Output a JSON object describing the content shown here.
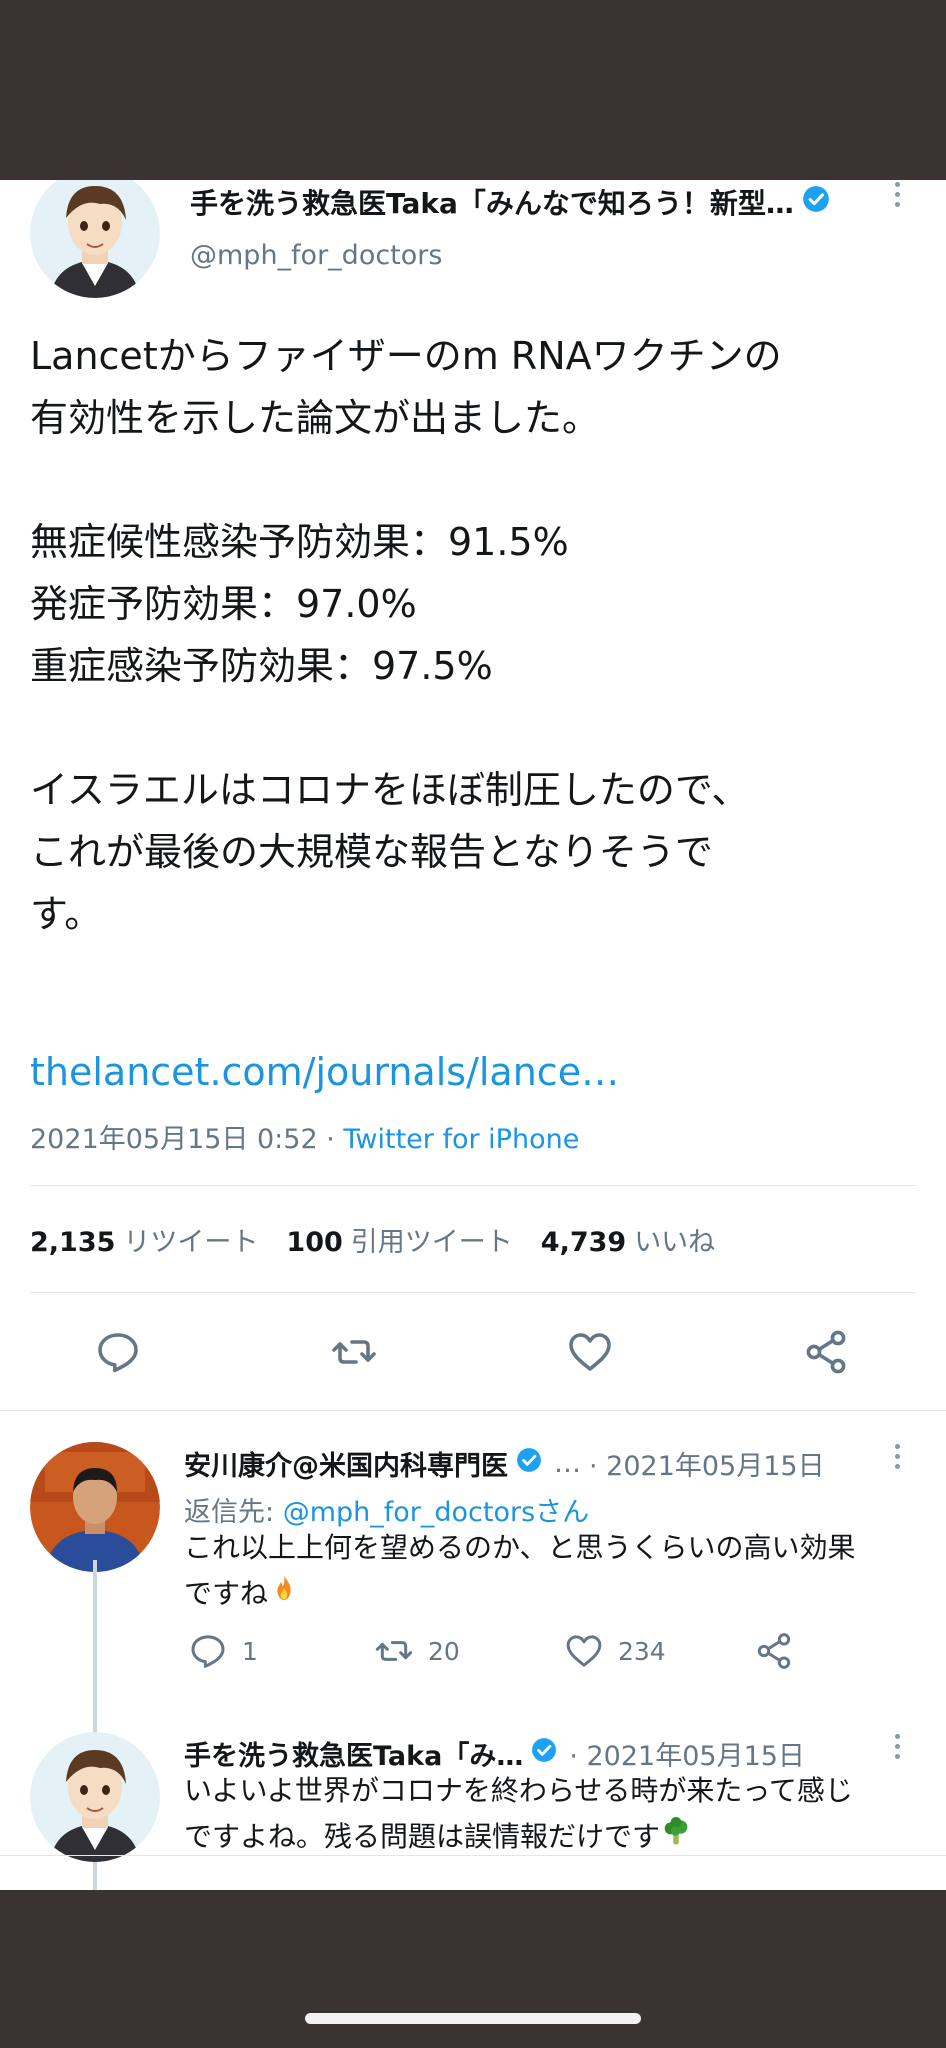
{
  "main_tweet": {
    "author_name": "手を洗う救急医Taka「みんなで知ろう！新型…",
    "handle": "@mph_for_doctors",
    "text_lines": [
      "Lancetからファイザーのm RNAワクチンの",
      "有効性を示した論文が出ました。",
      "",
      "無症候性感染予防効果：91.5%",
      "発症予防効果：97.0%",
      "重症感染予防効果：97.5%",
      "",
      "イスラエルはコロナをほぼ制圧したので、",
      "これが最後の大規模な報告となりそうで",
      "す。"
    ],
    "link": "thelancet.com/journals/lance…",
    "timestamp": "2021年05月15日 0:52",
    "separator": " · ",
    "client": "Twitter for iPhone",
    "stats": {
      "retweets_count": "2,135",
      "retweets_label": "リツイート",
      "quotes_count": "100",
      "quotes_label": "引用ツイート",
      "likes_count": "4,739",
      "likes_label": "いいね"
    }
  },
  "replies": [
    {
      "author_name": "安川康介@米国内科専門医",
      "ellipsis": "…",
      "date": "· 2021年05月15日",
      "reply_to_label": "返信先:",
      "reply_to_handle": "@mph_for_doctors",
      "reply_to_suffix": "さん",
      "text_line1": "これ以上上何を望めるのか、と思うくらいの高い効果",
      "text_line2": "ですね",
      "emoji": "fire-emoji",
      "reply_count": "1",
      "retweet_count": "20",
      "like_count": "234"
    },
    {
      "author_name": "手を洗う救急医Taka「み…",
      "date": "· 2021年05月15日",
      "text_line1": "いよいよ世界がコロナを終わらせる時が来たって感じ",
      "text_line2": "ですよね。残る問題は誤情報だけです",
      "emoji": "broccoli-emoji"
    }
  ],
  "colors": {
    "link_blue": "#1b95e0",
    "verified_blue": "#1da1f2",
    "gray_text": "#657786",
    "outer_dark": "#3a3331"
  }
}
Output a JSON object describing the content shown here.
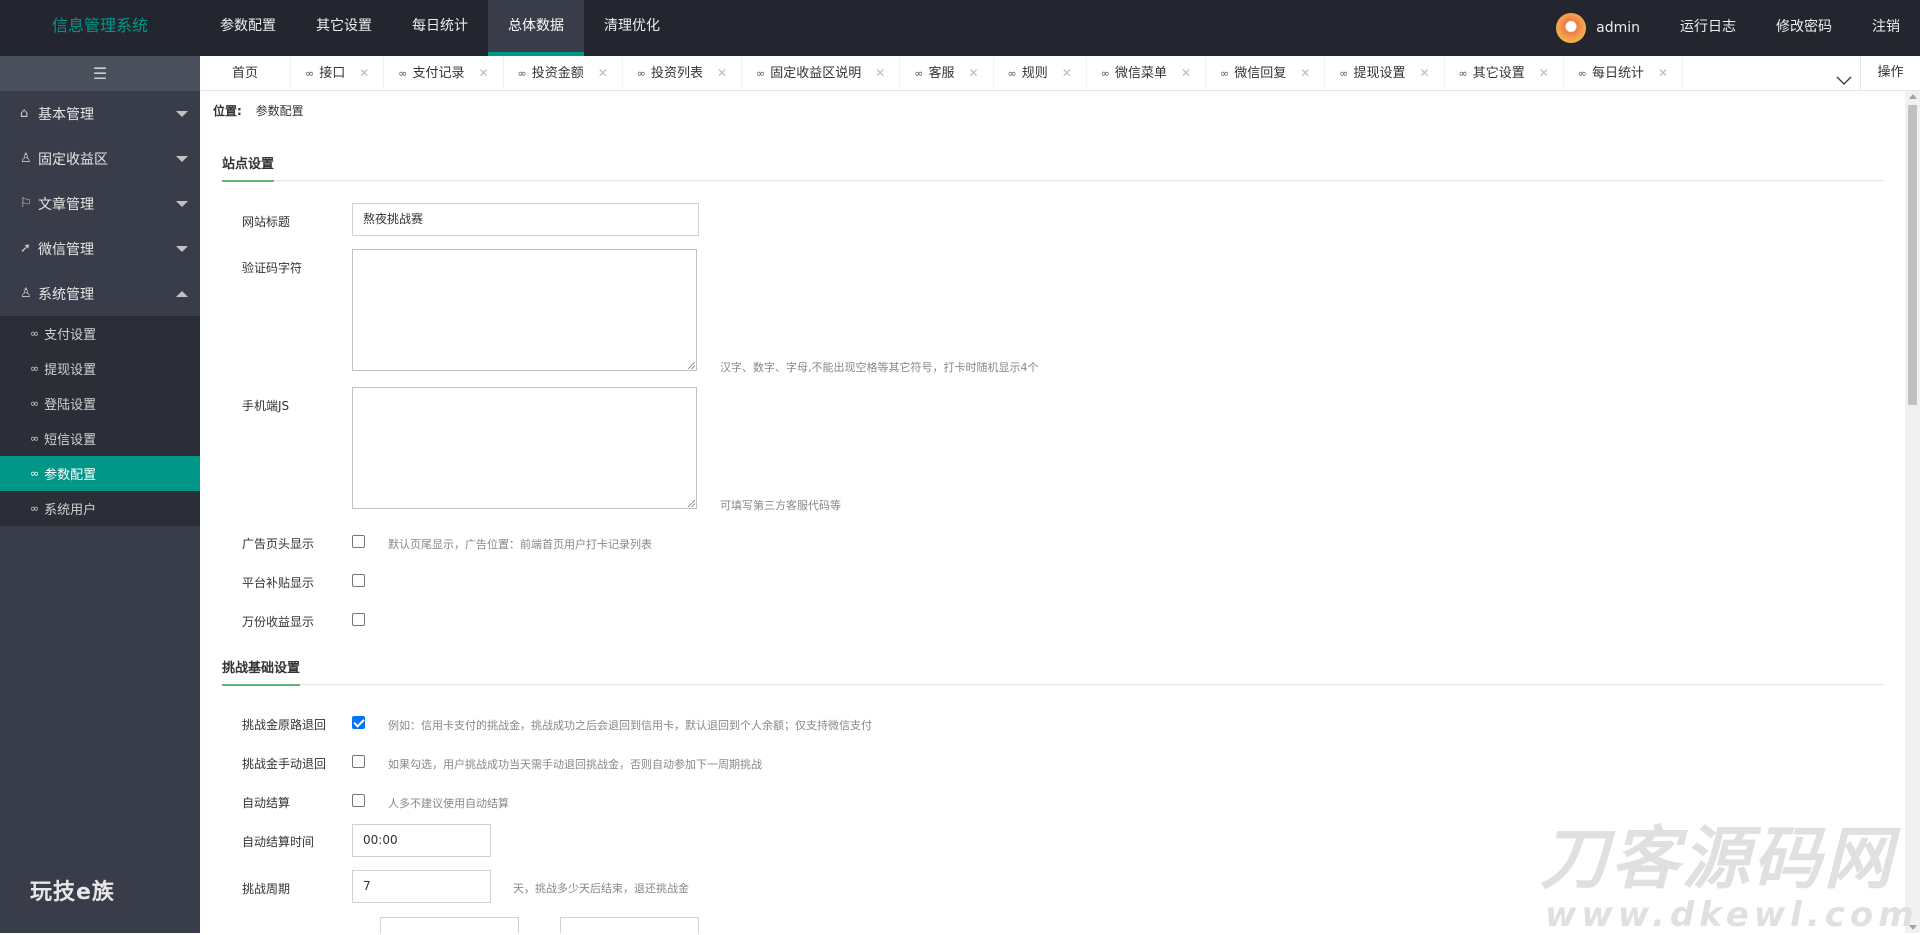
{
  "header": {
    "logo": "信息管理系统",
    "nav": [
      {
        "label": "参数配置",
        "active": false
      },
      {
        "label": "其它设置",
        "active": false
      },
      {
        "label": "每日统计",
        "active": false
      },
      {
        "label": "总体数据",
        "active": true
      },
      {
        "label": "清理优化",
        "active": false
      }
    ],
    "username": "admin",
    "links": {
      "log": "运行日志",
      "password": "修改密码",
      "logout": "注销"
    }
  },
  "sidebar": {
    "groups": [
      {
        "label": "基本管理",
        "icon": "home-icon"
      },
      {
        "label": "固定收益区",
        "icon": "user-group-icon"
      },
      {
        "label": "文章管理",
        "icon": "flag-icon"
      },
      {
        "label": "微信管理",
        "icon": "send-icon"
      },
      {
        "label": "系统管理",
        "icon": "user-icon"
      }
    ],
    "system_items": [
      {
        "label": "支付设置"
      },
      {
        "label": "提现设置"
      },
      {
        "label": "登陆设置"
      },
      {
        "label": "短信设置"
      },
      {
        "label": "参数配置",
        "active": true
      },
      {
        "label": "系统用户"
      }
    ],
    "brand": "玩技e族"
  },
  "tabs": {
    "home": "首页",
    "items": [
      "接口",
      "支付记录",
      "投资金额",
      "投资列表",
      "固定收益区说明",
      "客服",
      "规则",
      "微信菜单",
      "微信回复",
      "提现设置",
      "其它设置",
      "每日统计"
    ],
    "operation": "操作"
  },
  "breadcrumb": {
    "label": "位置:",
    "current": "参数配置"
  },
  "site_settings": {
    "title": "站点设置",
    "site_title_label": "网站标题",
    "site_title_value": "熬夜挑战赛",
    "captcha_label": "验证码字符",
    "captcha_hint": "汉字、数字、字母,不能出现空格等其它符号，打卡时随机显示4个",
    "mobile_js_label": "手机端JS",
    "mobile_js_hint": "可填写第三方客服代码等",
    "ad_header_label": "广告页头显示",
    "ad_header_hint": "默认页尾显示，广告位置：前端首页用户打卡记录列表",
    "subsidy_label": "平台补贴显示",
    "income_label": "万份收益显示"
  },
  "challenge_settings": {
    "title": "挑战基础设置",
    "refund_label": "挑战金原路退回",
    "refund_checked": true,
    "refund_hint": "例如：信用卡支付的挑战金，挑战成功之后会退回到信用卡，默认退回到个人余额；仅支持微信支付",
    "manual_label": "挑战金手动退回",
    "manual_hint": "如果勾选，用户挑战成功当天需手动退回挑战金，否则自动参加下一周期挑战",
    "auto_label": "自动结算",
    "auto_hint": "人多不建议使用自动结算",
    "auto_time_label": "自动结算时间",
    "auto_time_value": "00:00",
    "cycle_label": "挑战周期",
    "cycle_value": "7",
    "cycle_hint": "天，挑战多少天后结束，退还挑战金"
  },
  "watermark": {
    "main": "刀客源码网",
    "sub": "www.dkewl.com"
  },
  "colors": {
    "header_bg": "#23262e",
    "sidebar_bg": "#393d49",
    "accent": "#009688",
    "section_underline": "#5fb878"
  }
}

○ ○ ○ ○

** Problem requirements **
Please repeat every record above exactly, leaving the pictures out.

** Response to the task **
Output a JSON object describing the content shown here.
{
  "main_tweet": {
    "author_name": "手を洗う救急医Taka「みんなで知ろう！新型…",
    "handle": "@mph_for_doctors",
    "text_lines": [
      "Lancetからファイザーのm RNAワクチンの",
      "有効性を示した論文が出ました。",
      "",
      "無症候性感染予防効果：91.5%",
      "発症予防効果：97.0%",
      "重症感染予防効果：97.5%",
      "",
      "イスラエルはコロナをほぼ制圧したので、",
      "これが最後の大規模な報告となりそうで",
      "す。"
    ],
    "link": "thelancet.com/journals/lance…",
    "timestamp": "2021年05月15日 0:52",
    "separator": " · ",
    "client": "Twitter for iPhone",
    "stats": {
      "retweets_count": "2,135",
      "retweets_label": "リツイート",
      "quotes_count": "100",
      "quotes_label": "引用ツイート",
      "likes_count": "4,739",
      "likes_label": "いいね"
    }
  },
  "replies": [
    {
      "author_name": "安川康介@米国内科専門医",
      "ellipsis": "…",
      "date": "· 2021年05月15日",
      "reply_to_label": "返信先:",
      "reply_to_handle": "@mph_for_doctors",
      "reply_to_suffix": "さん",
      "text_line1": "これ以上上何を望めるのか、と思うくらいの高い効果",
      "text_line2": "ですね",
      "emoji": "fire-emoji",
      "reply_count": "1",
      "retweet_count": "20",
      "like_count": "234"
    },
    {
      "author_name": "手を洗う救急医Taka「み…",
      "date": "· 2021年05月15日",
      "text_line1": "いよいよ世界がコロナを終わらせる時が来たって感じ",
      "text_line2": "ですよね。残る問題は誤情報だけです",
      "emoji": "broccoli-emoji"
    }
  ],
  "colors": {
    "link_blue": "#1b95e0",
    "verified_blue": "#1da1f2",
    "gray_text": "#657786",
    "outer_dark": "#3a3331"
  }
}
Output a JSON object describing the content shown here.
{
  "header": {
    "logo": "信息管理系统",
    "nav": [
      {
        "label": "参数配置",
        "active": false
      },
      {
        "label": "其它设置",
        "active": false
      },
      {
        "label": "每日统计",
        "active": false
      },
      {
        "label": "总体数据",
        "active": true
      },
      {
        "label": "清理优化",
        "active": false
      }
    ],
    "username": "admin",
    "links": {
      "log": "运行日志",
      "password": "修改密码",
      "logout": "注销"
    }
  },
  "sidebar": {
    "groups": [
      {
        "label": "基本管理",
        "icon": "home-icon"
      },
      {
        "label": "固定收益区",
        "icon": "user-group-icon"
      },
      {
        "label": "文章管理",
        "icon": "flag-icon"
      },
      {
        "label": "微信管理",
        "icon": "send-icon"
      },
      {
        "label": "系统管理",
        "icon": "user-icon"
      }
    ],
    "system_items": [
      {
        "label": "支付设置"
      },
      {
        "label": "提现设置"
      },
      {
        "label": "登陆设置"
      },
      {
        "label": "短信设置"
      },
      {
        "label": "参数配置",
        "active": true
      },
      {
        "label": "系统用户"
      }
    ],
    "brand": "玩技e族"
  },
  "tabs": {
    "home": "首页",
    "items": [
      "接口",
      "支付记录",
      "投资金额",
      "投资列表",
      "固定收益区说明",
      "客服",
      "规则",
      "微信菜单",
      "微信回复",
      "提现设置",
      "其它设置",
      "每日统计"
    ],
    "operation": "操作"
  },
  "breadcrumb": {
    "label": "位置:",
    "current": "参数配置"
  },
  "site_settings": {
    "title": "站点设置",
    "site_title_label": "网站标题",
    "site_title_value": "熬夜挑战赛",
    "captcha_label": "验证码字符",
    "captcha_hint": "汉字、数字、字母,不能出现空格等其它符号，打卡时随机显示4个",
    "mobile_js_label": "手机端JS",
    "mobile_js_hint": "可填写第三方客服代码等",
    "ad_header_label": "广告页头显示",
    "ad_header_hint": "默认页尾显示，广告位置：前端首页用户打卡记录列表",
    "subsidy_label": "平台补贴显示",
    "income_label": "万份收益显示"
  },
  "challenge_settings": {
    "title": "挑战基础设置",
    "refund_label": "挑战金原路退回",
    "refund_checked": true,
    "refund_hint": "例如：信用卡支付的挑战金，挑战成功之后会退回到信用卡，默认退回到个人余额；仅支持微信支付",
    "manual_label": "挑战金手动退回",
    "manual_hint": "如果勾选，用户挑战成功当天需手动退回挑战金，否则自动参加下一周期挑战",
    "auto_label": "自动结算",
    "auto_hint": "人多不建议使用自动结算",
    "auto_time_label": "自动结算时间",
    "auto_time_value": "00:00",
    "cycle_label": "挑战周期",
    "cycle_value": "7",
    "cycle_hint": "天，挑战多少天后结束，退还挑战金"
  },
  "watermark": {
    "main": "刀客源码网",
    "sub": "www.dkewl.com"
  },
  "colors": {
    "header_bg": "#23262e",
    "sidebar_bg": "#393d49",
    "accent": "#009688",
    "section_underline": "#5fb878"
  }
}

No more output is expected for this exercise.